▶ Activity: Go to the line that contains "Transcribe this image's". Restate that line and each one after it exactly, through the end of the records, without pictures.

▶ Page and application data records:
"""

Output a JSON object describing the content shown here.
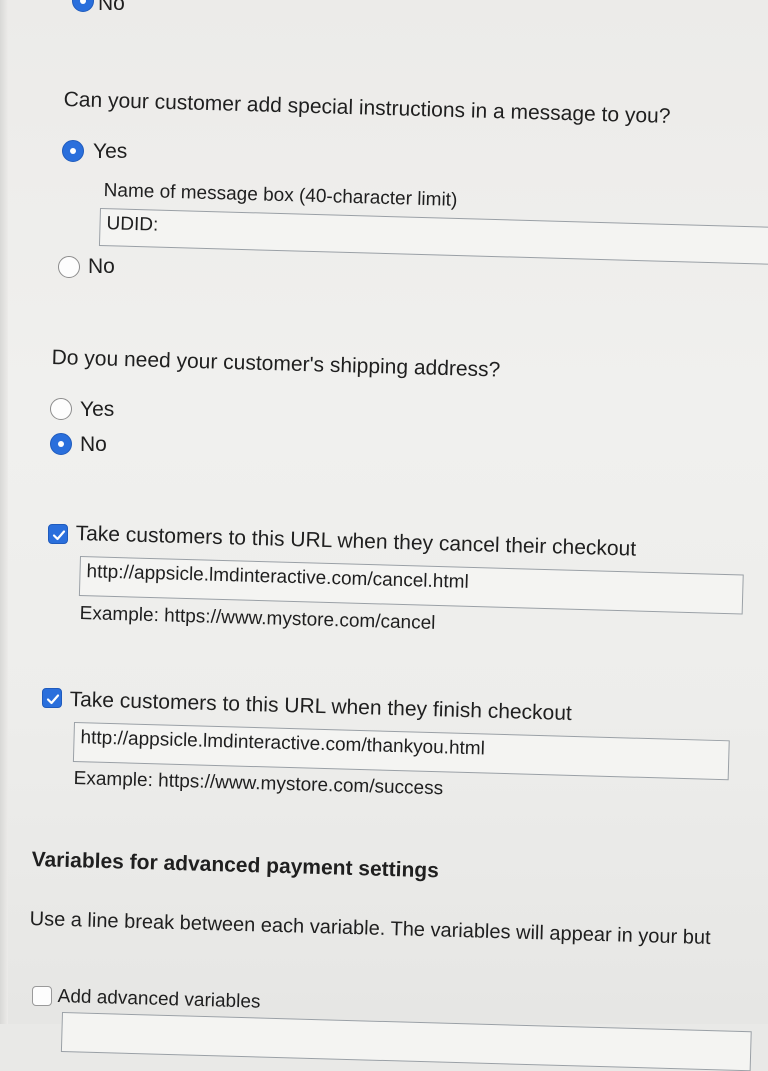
{
  "special_instructions": {
    "prev_no_label": "No",
    "question": "Can your customer add special instructions in a message to you?",
    "yes_label": "Yes",
    "no_label": "No",
    "selected": "yes",
    "message_box_label": "Name of message box (40-character limit)",
    "message_box_value": "UDID:"
  },
  "shipping": {
    "question": "Do you need your customer's shipping address?",
    "yes_label": "Yes",
    "no_label": "No",
    "selected": "no"
  },
  "cancel_url": {
    "checked": true,
    "label": "Take customers to this URL when they cancel their checkout",
    "value": "http://appsicle.lmdinteractive.com/cancel.html",
    "example": "Example: https://www.mystore.com/cancel"
  },
  "finish_url": {
    "checked": true,
    "label": "Take customers to this URL when they finish checkout",
    "value": "http://appsicle.lmdinteractive.com/thankyou.html",
    "example": "Example: https://www.mystore.com/success"
  },
  "advanced": {
    "heading": "Variables for advanced payment settings",
    "description": "Use a line break between each variable. The variables will appear in your but",
    "checkbox_label": "Add advanced variables",
    "checked": false
  },
  "colors": {
    "accent": "#2a6fdc",
    "text": "#1f1f1f",
    "border": "#9aa0a6"
  }
}
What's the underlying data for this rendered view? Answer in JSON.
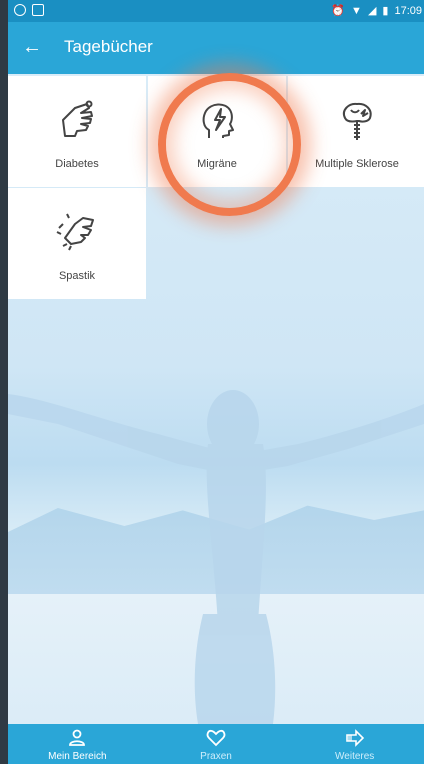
{
  "status_bar": {
    "time": "17:09"
  },
  "app_bar": {
    "title": "Tagebücher"
  },
  "tiles": [
    {
      "label": "Diabetes",
      "icon": "hand-stop-icon"
    },
    {
      "label": "Migräne",
      "icon": "head-lightning-icon"
    },
    {
      "label": "Multiple Sklerose",
      "icon": "brain-spine-icon"
    },
    {
      "label": "Spastik",
      "icon": "hand-tremor-icon"
    }
  ],
  "bottom_nav": [
    {
      "label": "Mein Bereich",
      "icon": "person-icon",
      "active": true
    },
    {
      "label": "Praxen",
      "icon": "heart-icon",
      "active": false
    },
    {
      "label": "Weiteres",
      "icon": "arrow-right-icon",
      "active": false
    }
  ],
  "colors": {
    "primary": "#2aa6d7",
    "status_bar": "#1a8fc2",
    "highlight": "#f07a4e"
  }
}
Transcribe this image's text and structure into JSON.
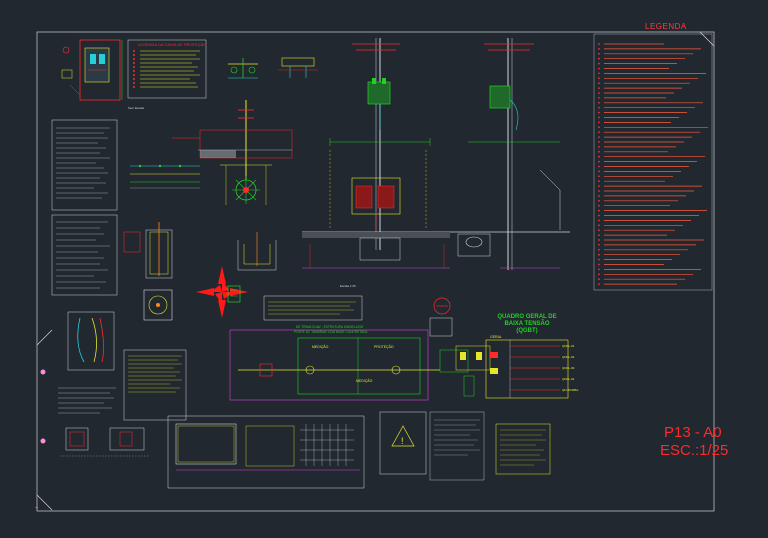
{
  "sheet": {
    "code": "P13 - A0",
    "scale": "ESC.:1/25"
  },
  "legend": {
    "title": "LEGENDA"
  },
  "panel": {
    "title_line1": "QUADRO GERAL DE",
    "title_line2": "BAIXA TENSÃO",
    "title_line3": "(QGBT)",
    "main_label": "GERAL",
    "circuits": [
      "QDFL-01",
      "QDFL-02",
      "QDFL-03",
      "QDFL-04",
      "QD-BOMBA"
    ]
  },
  "single_line": {
    "heading_line1": "DE TRAVA CUAV - ESTRUTURA SINGELA EM",
    "heading_line2": "POSTE DC TAMBRAM COM BASE CONCRETADA",
    "medicao": "MEDIÇÃO",
    "protecao": "PROTEÇÃO",
    "medicao2": "MEDIÇÃO"
  },
  "boxes": {
    "caixa_protecao_title": "LEGENDA DA CAIXA DE PROTEÇÃO",
    "vista_lateral": "VISTA LATERAL",
    "vista_frontal": "VISTA FRONTAL",
    "sem_escala": "Sem Escala",
    "escala": "Escala 1:25"
  },
  "colors": {
    "background": "#212830",
    "border": "#d9dde2",
    "red": "#ff2a2a",
    "green": "#21d321",
    "yellow": "#e6e62a",
    "cyan": "#27d0d8",
    "magenta": "#e040e0",
    "orange": "#ff8a1a"
  }
}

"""

▶ Response:
Transcribe this image's text and structure into JSON.
{
  "sheet": {
    "code": "P13 - A0",
    "scale": "ESC.:1/25"
  },
  "legend": {
    "title": "LEGENDA"
  },
  "panel": {
    "title_line1": "QUADRO GERAL DE",
    "title_line2": "BAIXA TENSÃO",
    "title_line3": "(QGBT)",
    "main_label": "GERAL",
    "circuits": [
      "QDFL-01",
      "QDFL-02",
      "QDFL-03",
      "QDFL-04",
      "QD-BOMBA"
    ]
  },
  "single_line": {
    "heading_line1": "DE TRAVA CUAV - ESTRUTURA SINGELA EM",
    "heading_line2": "POSTE DC TAMBRAM COM BASE CONCRETADA",
    "medicao": "MEDIÇÃO",
    "protecao": "PROTEÇÃO",
    "medicao2": "MEDIÇÃO"
  },
  "boxes": {
    "caixa_protecao_title": "LEGENDA DA CAIXA DE PROTEÇÃO",
    "vista_lateral": "VISTA LATERAL",
    "vista_frontal": "VISTA FRONTAL",
    "sem_escala": "Sem Escala",
    "escala": "Escala 1:25"
  },
  "colors": {
    "background": "#212830",
    "border": "#d9dde2",
    "red": "#ff2a2a",
    "green": "#21d321",
    "yellow": "#e6e62a",
    "cyan": "#27d0d8",
    "magenta": "#e040e0",
    "orange": "#ff8a1a"
  }
}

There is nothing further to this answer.